Follwing Friends

Overall, I like the Dexcom G5. I think it’s a big improvement, but I also think it’s a big step back. The jist of it is – let us *actually* dismiss from wearables, give us a separate app for those wearables for G5 (NOT the follow app for those of us who use it for ourselves and to follow others [which doesn’t sound creepy at alllll, right?]) (update: I hear there is a G5 mobile app for the Apple Watch in development, it just wasn’t ready when the G5 was approved by the FDA), and for all things mobile – LET US CHOOSE if our BG alert actually shows the BG or not.

I’m hoping to find a work-around until the G5 Mobile app comes to the Apple Watch since I have to use Follow currently. Possibly using only the alerts through the Follow app and turning off G5 Mobile alerts and simply using the G5 Mobile app as the loader? HHmm. I need some thought time on that one.

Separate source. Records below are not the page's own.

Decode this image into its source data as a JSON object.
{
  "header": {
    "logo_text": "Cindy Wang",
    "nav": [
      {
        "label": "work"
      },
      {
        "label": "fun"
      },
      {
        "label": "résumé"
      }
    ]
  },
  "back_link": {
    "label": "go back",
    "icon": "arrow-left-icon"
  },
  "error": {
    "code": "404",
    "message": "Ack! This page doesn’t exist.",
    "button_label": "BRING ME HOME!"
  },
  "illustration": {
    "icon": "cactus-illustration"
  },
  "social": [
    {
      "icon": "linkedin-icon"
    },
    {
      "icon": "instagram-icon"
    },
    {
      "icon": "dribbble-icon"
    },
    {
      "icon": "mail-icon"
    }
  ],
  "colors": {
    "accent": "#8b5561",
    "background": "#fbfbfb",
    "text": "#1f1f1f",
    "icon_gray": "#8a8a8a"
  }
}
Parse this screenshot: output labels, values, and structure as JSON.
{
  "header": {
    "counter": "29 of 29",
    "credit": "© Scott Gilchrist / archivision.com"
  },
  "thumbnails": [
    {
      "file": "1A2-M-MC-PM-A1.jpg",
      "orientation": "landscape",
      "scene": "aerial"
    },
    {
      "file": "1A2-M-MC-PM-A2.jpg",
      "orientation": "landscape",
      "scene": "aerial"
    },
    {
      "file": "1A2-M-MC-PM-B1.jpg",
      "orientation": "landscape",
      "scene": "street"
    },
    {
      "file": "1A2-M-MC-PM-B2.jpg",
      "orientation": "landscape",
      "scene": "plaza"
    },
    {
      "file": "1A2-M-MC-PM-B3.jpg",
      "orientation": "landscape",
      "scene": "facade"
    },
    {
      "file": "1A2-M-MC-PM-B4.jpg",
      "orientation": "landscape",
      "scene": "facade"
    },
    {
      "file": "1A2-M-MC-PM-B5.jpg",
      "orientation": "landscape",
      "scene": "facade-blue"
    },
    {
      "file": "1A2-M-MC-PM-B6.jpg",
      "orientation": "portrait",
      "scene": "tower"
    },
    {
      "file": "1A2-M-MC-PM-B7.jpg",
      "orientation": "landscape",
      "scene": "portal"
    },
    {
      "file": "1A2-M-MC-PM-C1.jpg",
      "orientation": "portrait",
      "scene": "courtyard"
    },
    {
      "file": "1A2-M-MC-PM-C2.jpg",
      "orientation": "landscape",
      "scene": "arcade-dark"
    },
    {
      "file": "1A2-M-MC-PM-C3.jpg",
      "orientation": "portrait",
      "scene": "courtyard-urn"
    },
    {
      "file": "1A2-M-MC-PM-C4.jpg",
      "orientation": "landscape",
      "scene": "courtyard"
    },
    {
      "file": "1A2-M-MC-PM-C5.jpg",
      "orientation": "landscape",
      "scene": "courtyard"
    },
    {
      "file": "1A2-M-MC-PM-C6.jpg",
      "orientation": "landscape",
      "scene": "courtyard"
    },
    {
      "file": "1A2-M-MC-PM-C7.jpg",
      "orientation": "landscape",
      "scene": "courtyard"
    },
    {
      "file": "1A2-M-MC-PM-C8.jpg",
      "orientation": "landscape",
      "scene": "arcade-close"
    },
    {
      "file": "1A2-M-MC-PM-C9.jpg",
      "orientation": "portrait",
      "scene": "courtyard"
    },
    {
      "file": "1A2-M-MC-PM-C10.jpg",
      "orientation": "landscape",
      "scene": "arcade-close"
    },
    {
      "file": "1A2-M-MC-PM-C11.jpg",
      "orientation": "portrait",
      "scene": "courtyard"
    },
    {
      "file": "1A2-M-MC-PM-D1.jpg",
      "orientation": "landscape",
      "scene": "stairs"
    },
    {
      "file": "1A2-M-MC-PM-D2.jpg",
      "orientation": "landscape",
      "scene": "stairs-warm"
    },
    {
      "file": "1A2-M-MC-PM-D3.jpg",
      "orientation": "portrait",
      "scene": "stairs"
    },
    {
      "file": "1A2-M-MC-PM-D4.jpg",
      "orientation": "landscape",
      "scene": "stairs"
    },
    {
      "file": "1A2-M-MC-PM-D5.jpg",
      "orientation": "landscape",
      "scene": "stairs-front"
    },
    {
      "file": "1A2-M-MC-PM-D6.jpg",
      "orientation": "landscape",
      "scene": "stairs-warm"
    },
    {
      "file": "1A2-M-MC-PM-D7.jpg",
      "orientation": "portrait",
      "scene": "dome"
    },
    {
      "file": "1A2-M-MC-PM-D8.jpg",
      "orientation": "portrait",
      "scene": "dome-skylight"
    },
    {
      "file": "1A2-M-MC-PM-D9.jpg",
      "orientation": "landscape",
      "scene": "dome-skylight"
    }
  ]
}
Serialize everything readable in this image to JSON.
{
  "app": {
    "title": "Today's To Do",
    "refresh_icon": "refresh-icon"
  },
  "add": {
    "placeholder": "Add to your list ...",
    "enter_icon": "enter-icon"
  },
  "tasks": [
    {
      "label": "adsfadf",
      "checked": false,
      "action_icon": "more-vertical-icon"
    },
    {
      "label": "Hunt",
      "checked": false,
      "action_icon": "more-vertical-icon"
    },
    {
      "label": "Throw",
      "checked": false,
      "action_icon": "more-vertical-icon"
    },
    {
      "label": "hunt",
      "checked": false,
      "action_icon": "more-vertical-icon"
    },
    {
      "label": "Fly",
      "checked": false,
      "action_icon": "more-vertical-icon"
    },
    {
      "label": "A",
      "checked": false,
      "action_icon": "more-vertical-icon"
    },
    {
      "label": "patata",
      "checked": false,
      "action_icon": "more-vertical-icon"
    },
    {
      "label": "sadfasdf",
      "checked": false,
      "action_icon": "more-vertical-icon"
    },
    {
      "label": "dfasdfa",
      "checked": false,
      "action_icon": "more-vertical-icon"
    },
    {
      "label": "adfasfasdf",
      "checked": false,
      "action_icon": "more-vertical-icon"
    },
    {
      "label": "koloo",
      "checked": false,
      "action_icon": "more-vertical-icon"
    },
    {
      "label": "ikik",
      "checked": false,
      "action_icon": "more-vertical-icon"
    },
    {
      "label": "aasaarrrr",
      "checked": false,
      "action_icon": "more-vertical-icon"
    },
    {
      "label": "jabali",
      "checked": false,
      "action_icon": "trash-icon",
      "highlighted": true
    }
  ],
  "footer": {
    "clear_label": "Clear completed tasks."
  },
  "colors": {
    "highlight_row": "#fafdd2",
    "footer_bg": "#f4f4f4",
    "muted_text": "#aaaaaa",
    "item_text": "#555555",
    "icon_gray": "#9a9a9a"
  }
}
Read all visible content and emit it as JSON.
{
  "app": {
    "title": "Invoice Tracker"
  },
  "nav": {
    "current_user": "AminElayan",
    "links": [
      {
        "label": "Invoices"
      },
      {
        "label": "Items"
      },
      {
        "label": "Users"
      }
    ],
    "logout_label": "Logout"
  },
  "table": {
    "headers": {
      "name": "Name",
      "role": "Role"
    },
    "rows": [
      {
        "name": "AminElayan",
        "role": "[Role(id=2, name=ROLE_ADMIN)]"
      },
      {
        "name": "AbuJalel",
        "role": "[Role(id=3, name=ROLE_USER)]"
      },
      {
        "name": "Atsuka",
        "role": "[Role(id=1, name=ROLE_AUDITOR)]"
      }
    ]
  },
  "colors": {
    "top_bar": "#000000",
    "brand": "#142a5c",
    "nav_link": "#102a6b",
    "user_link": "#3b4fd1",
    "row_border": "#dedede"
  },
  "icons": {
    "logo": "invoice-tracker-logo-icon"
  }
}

Check back later for an update! I’ll soon have my G5 receiver (I chose not to update my G4 one to use as a spare for the G4 transmitter), and I’m sure I’ll have some comments about that when I get it!